I’m a stickler on this issue for it’s one of the epic fails behind the roll out of 3D in the home and that is that few seem to include the necessary eyewear with purchase. The HD8300 is no different for it too does not come complete with 3D specs in the box. Optoma will give you the emitter (gee thanks), but no glasses. At $1,499 I can forgive but at just under $4,500 you can’t be serious.
Lastly, the HD8300 runs warm and a bit loud. I don’t sit directly below my projectors but close enough that the heat generated by them is easily felt and the sounds heard. The HD8300 is one of the louder DLPs I’ve encountered in terms of fan noise (DLPs seem louder to me than any other type of projector) and it puts out the most heat too.
Competition and Comparison

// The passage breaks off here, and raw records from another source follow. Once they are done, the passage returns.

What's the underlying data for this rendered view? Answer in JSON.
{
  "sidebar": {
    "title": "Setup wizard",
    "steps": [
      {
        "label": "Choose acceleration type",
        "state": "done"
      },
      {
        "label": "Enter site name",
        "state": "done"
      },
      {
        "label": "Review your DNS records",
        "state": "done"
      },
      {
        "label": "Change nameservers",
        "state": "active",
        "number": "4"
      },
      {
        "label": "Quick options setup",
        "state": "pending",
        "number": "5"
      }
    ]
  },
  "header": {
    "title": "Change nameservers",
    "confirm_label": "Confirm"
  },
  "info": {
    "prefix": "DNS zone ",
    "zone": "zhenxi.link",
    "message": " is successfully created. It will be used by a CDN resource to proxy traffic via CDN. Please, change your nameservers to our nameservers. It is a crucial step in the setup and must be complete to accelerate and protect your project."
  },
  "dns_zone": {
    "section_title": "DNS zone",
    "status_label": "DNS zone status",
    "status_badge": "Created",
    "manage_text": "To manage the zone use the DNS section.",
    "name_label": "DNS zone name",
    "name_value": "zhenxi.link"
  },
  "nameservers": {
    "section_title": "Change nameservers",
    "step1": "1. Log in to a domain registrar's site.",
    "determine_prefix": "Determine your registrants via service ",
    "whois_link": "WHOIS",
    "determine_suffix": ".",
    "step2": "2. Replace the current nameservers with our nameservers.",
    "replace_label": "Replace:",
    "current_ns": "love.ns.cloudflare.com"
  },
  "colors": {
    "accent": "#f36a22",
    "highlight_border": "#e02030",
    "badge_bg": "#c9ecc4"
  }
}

DLP front projectors come in virtually every shape and size, not to mention budget, and at $4,499 the HD8300 occupies a weird space in the marketplace in that it’s not uber-affordable but by no means a cost-no-object product. Thankfully, the HD8300 punches above its weight class, possessing attributes, in terms of its performance, that are comparable to costlier rivals.
One such rival that comes to mind is Digital Projection’s M-Vision Cine 230, which at $6,995 is nearly $2,500 more, yet the HD8300 manages to possess more than 90 percent of the M-Vision Cine 230’s performance. Where the Cine 230 edges out the HD8300 is in its black level performance, which can be overcome through the use of a high contrast or grey material screen.
Not all high-end projector manufacturers are sticking to their high price pasts. Runco has a new DLP front projector in the LS-3 that retails for $4,995 and features very similar specs to that of the HD8300.
Of course there are options outside of the DLP arena that offer comparable performance to that of the HD8300, options such as Epson’s PowerLite Home Cinema 8700 or JVC’s DLA-X3.
For more information on these projectors and more please check out Home Theater Review’s front projection page.
My time spent with Optoma’s HD8300 3D DLP front projector was a first for me in many ways; it was my first 3D front projector review as well as my first experience with Optoma as a whole. On both counts color me impressed, for the HD8300 proved to be both a capable – okay, phenomenal 2D projector as well as a nice 3D one to boot.
Minus some less than reference black levels, a few minor annoyances with its manual lens adjustment and the two 3D sync issues, the HD8300 from Optoma was nothing if not an eye opening experience for me. I honestly haven’t seen this level of refinement from a DLP projector costing less than $5,000, and I’m not overstating when I say it competes favorably with the costlier and more esoteric Digital Projecton M-Vision Cine 230 at nearly $7,000. Furthermore, I truly believe that if you mate the HD8300 with the right screen, the gap between it and its costlier rivals will close even more.
If you’re in the market for an affordable, easy to use, high-performance DLP front projector and have the screen real estate to go big, then the Optoma HD8300 should definitely be on your short list of projectors to consider.
• Read more video projector reviews from the Home Theater Review staff.
• Explore projector screens to pair with the Optoma HD8300.
• See reviews in our Blu-ray Player Review section.